(Book, )  Get this from a. Get this from a library. Approval of Yucca Mountain site: report (to accompany S.J. Res 34). [United States. Congress.
Senate. Committee on Energy and Natural Resources.]. Welcome to the year Following a lengthy approval process seemingly driven more by politics than science, the nation's inventory of high-level radioactive waste is finally stored in underground passageways dug into the guts of Yucca Mountain, Nevada/5(3).
The item Approval of Yucca Mountain site: report (to accompany S.J. Res 34) represents a specific, individual, material embodiment of a distinct intellectual or artistic creation found in Cleveland Public Library. This item is available to borrow from 1 library branch.
In The Road to Yucca Mountain, J. Samuel Walker traces the U.S. government's tangled efforts to solve the technical and political problems associated with radioactive waste. From the Manhattan Project through the designation in of Yucca Mountain in Nevada as a high-level waste repository, Walker thoroughly investigates the approaches adopted by the U.S.
Atomic Energy Commission (AEC).Cited by: Geologic and related investigations at Yucca Mountain in southwestern Nevada focus on a rectangular area of some km 2 (65 mi 2) that covers the central part of the mountain and is informally referred to as the “site area” with respect to the proposed geologic repository for high-level radioactive wastes.
Geologic mapping at various scales and detailed stratigraphic and structural. To critics of the federal effort to entomb the nation’s most potent radioactive material in Yucca Mountain, the newly released book, “Waste of a Mountain,” snubs the Nevada congressional Author: Keith Rogers.
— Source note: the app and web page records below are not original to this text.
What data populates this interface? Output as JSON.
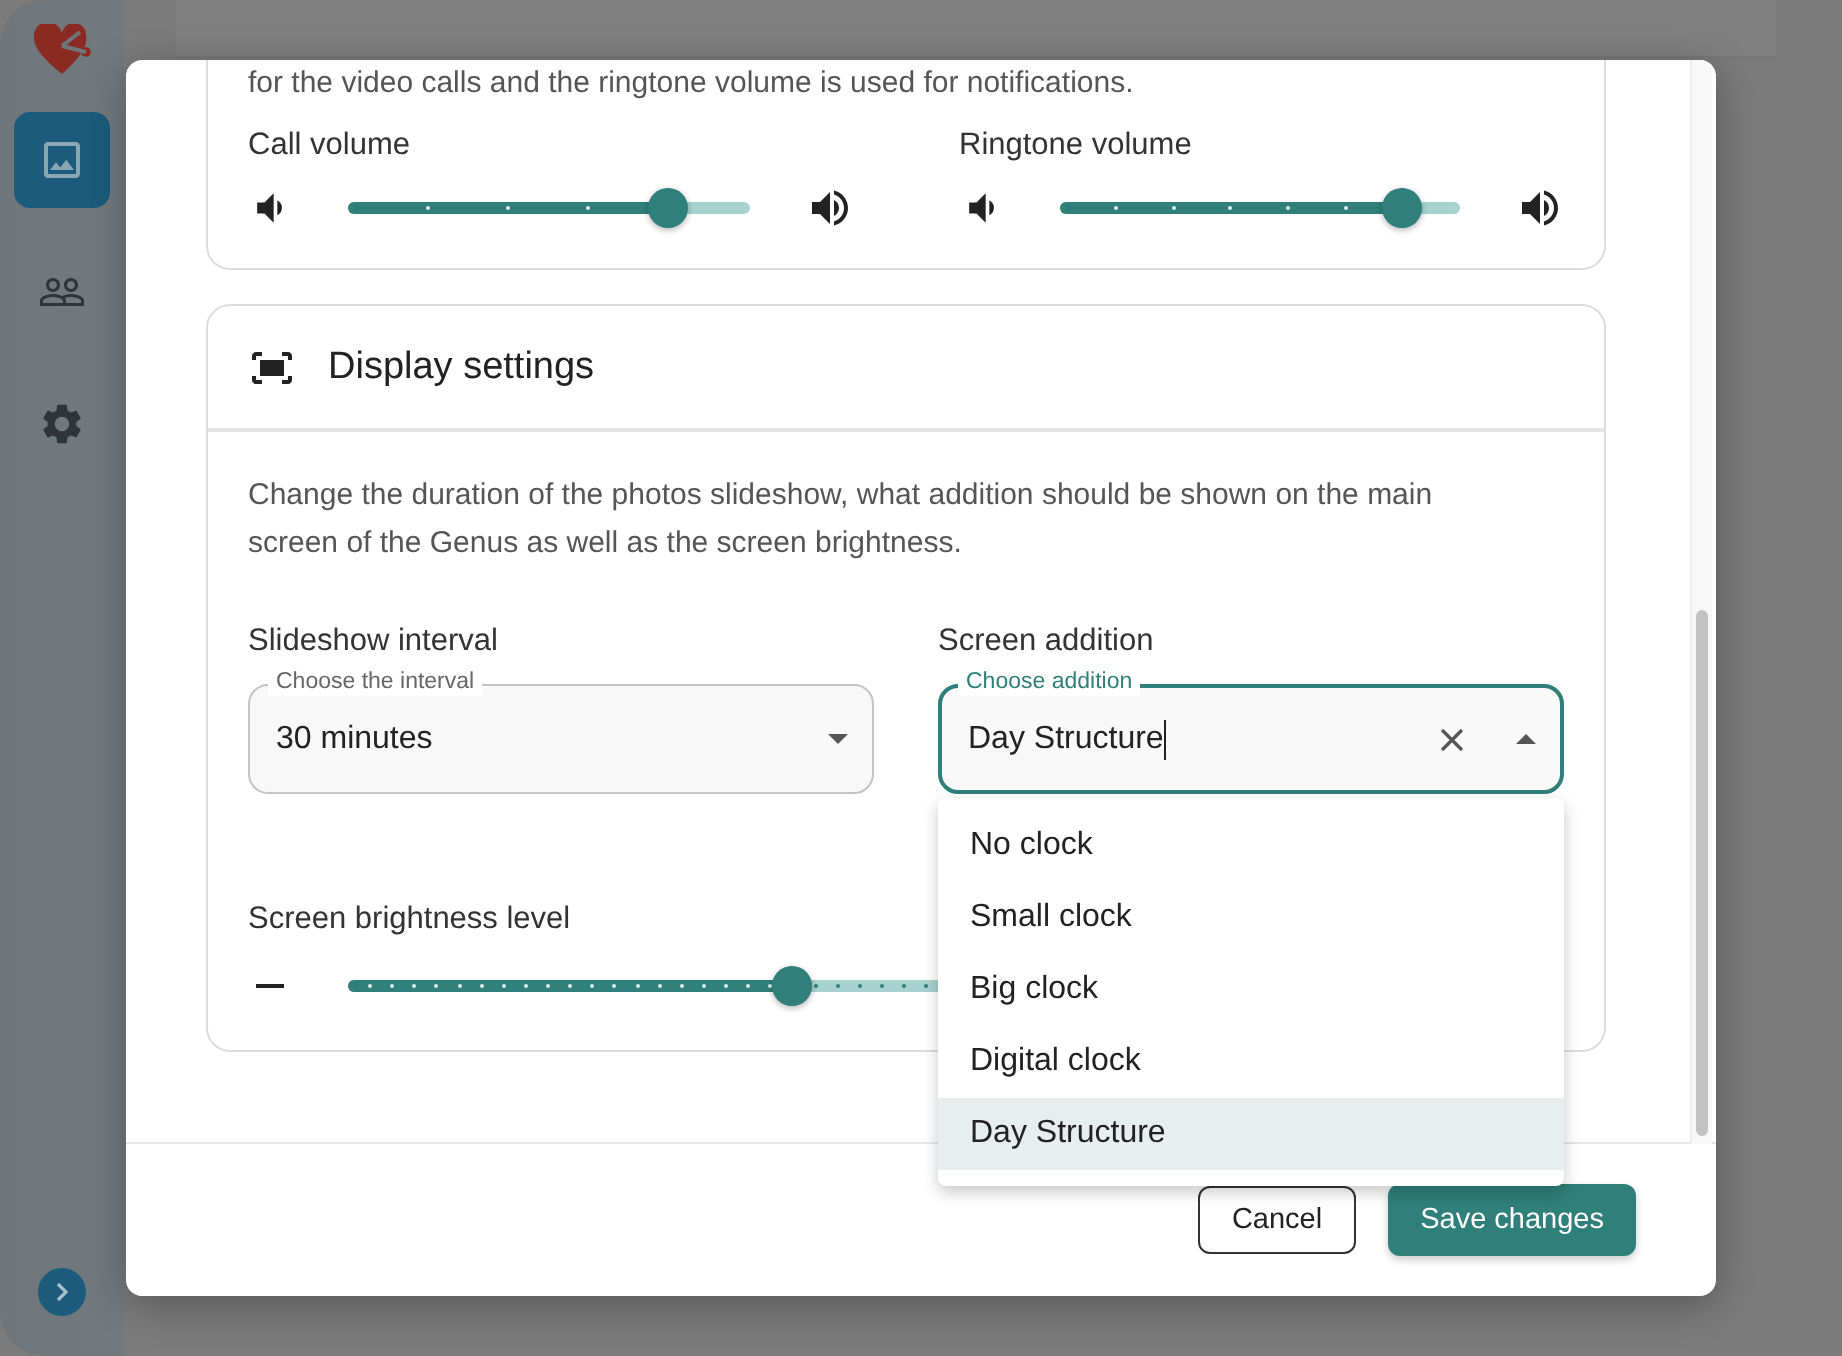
{
  "sidebar": {
    "items": [
      {
        "kind": "photos",
        "selected": true
      },
      {
        "kind": "people",
        "selected": false
      },
      {
        "kind": "settings",
        "selected": false
      }
    ]
  },
  "dialog": {
    "volume_section": {
      "description": "for the video calls and the ringtone volume is used for notifications.",
      "sliders": [
        {
          "label": "Call volume",
          "level": 0.8
        },
        {
          "label": "Ringtone volume",
          "level": 0.857
        }
      ]
    },
    "display_section": {
      "title": "Display settings",
      "description": "Change the duration of the photos slideshow, what addition should be shown on the main screen of the Genus as well as the screen brightness.",
      "slideshow": {
        "label": "Slideshow interval",
        "field_label": "Choose the interval",
        "value": "30 minutes"
      },
      "screen_addition": {
        "label": "Screen addition",
        "field_label": "Choose addition",
        "value": "Day Structure",
        "expanded": true,
        "options": [
          {
            "label": "No clock",
            "selected": false
          },
          {
            "label": "Small clock",
            "selected": false
          },
          {
            "label": "Big clock",
            "selected": false
          },
          {
            "label": "Digital clock",
            "selected": false
          },
          {
            "label": "Day Structure",
            "selected": true
          }
        ]
      },
      "brightness": {
        "label": "Screen brightness level",
        "level": 0.4
      }
    },
    "buttons": [
      {
        "label": "Cancel",
        "kind": "secondary"
      },
      {
        "label": "Save changes",
        "kind": "primary"
      }
    ]
  }
}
If the Yucca Mountain site is approved by the Nuclear Regulatory Commission (NRC) to actually receive HLW, YMP must bore another 60 miles of side tunnels (branching off the main tunnel).
It is the. About A Mountain is quirky little book. In it, John D'Agata takes a look Las Vegas, Yucca Mountain and a teenager's suicide leap off the top of a Las Vegas landmark, the Stratosphere.
Exactly what ties these things together is never made entirely clear, but half the fun of reading About A Mountain is pondering that enigmatic mystery/5.
Despite approval by Congress and the Bush administration and over seven billion dollars already spent, the Yucca Mountain, Nevada, site for disposal of highly radioactive spent nuclear fuel. Update Yucca Mountain Radiation Standards Press Coverage (Yucca ) Archives Page Photos Yucca Mountain and the Nevada Test Site Carlin Rail Corridor Eureka County Yucca Mountain Tour Maps Maps Home Page (Yucca ) Atlas of Eureka County Nevada Transportation Maps Environmental Impact Statements (EIS) Yucca Mountain EIS.
The mountain that John D’Agata is ostensibly concerned with in his slim but powerful new book, “About a Mountain,” is Yucca Mountain, located approximately.
People enter a portal of Yucca Mountain during a congressional tour of the proposed nuclear waste storage site near Mercury, Nev. (John Locher/Associated Press) By Editorial Board J InPresident George W. Bush approved the Yucca Mountain dump site and in the Energy Department submitted an application to Author: Reuters Editorial.
The Yucca Mountain nuclear waste repository is situated right next to the Nevada Test Site, which is where the U.S. government conducted dozens of nuclear weapons tests from until Many of the missions conducted at this location occurred underground to reduce or prevent the impact of radiation coming to the surface.
Yucca Mountain is a mountain in Nevada, near its border with California, approximately miles ( km) northwest of Las d in the Great Basin, Yucca Mountain is east of the Amargosa Desert, south of the Nevada Test and Training Range and in the Nevada National Security is the site of the Yucca Mountain nuclear waste repository, which is currently identified by Elevation: 6, ft (2, m) NAVD In Augustthe U.S.
Court of Appeals for the District of Columbia ordered the Nuclear Regulatory Commission to approve or reject the DOE application for the proposed waste storage site at Yucca Mountain. While the DOE’s approval process is still stuck in legal limbo, the election of Donald Trump has increased calls for finishing the.
Yucca Mountain has turned into a political football and a litmus test for many politicians on the question of nuclear waste disposal. The result: : Katie Tubb. On June 3,the U.S. Department of Energy (DOE) submitted a license application to the U.S.
Nuclear Regulatory Commission (NRC), seeking authorization to construct a high-level waste geologic repository at Yucca Mountain, Nevada. (A), substituting “the Yucca Mountain site” for “any site under this subsection” and “statement” for “report”, and striking out former par.
(3) which read as follows: “If approval of any such site recommendation does not take effect as a result of a disapproval by the Governor or legislature of a State under section of. In earlythe Secretary of Energy recommended Yucca Mountain as the nation's site, and President George Bush approved this recommendation.
The President's approval allows the government to proceed to the next step, obtaining a license from the Nuclear Regulatory Commission.purpose of the measure The purpose of S.J.
Res. 34 is to approve the site at Yucca Mountain, Nevada for the development of a repository for the disposal of high-level radioactive waste and spent nuclear fuel pursuant to the Nuclear Waste Policy Act of The bill would direct the Energy Department to continue a licensing process for Yucca Mountain while also moving forward with a separate plan for a temporary storage site in New Mexico or Texas.
The House approved the bill,sending the measure to the Senate, where Nevada's two senators have vowed to block : Newsmax Wires.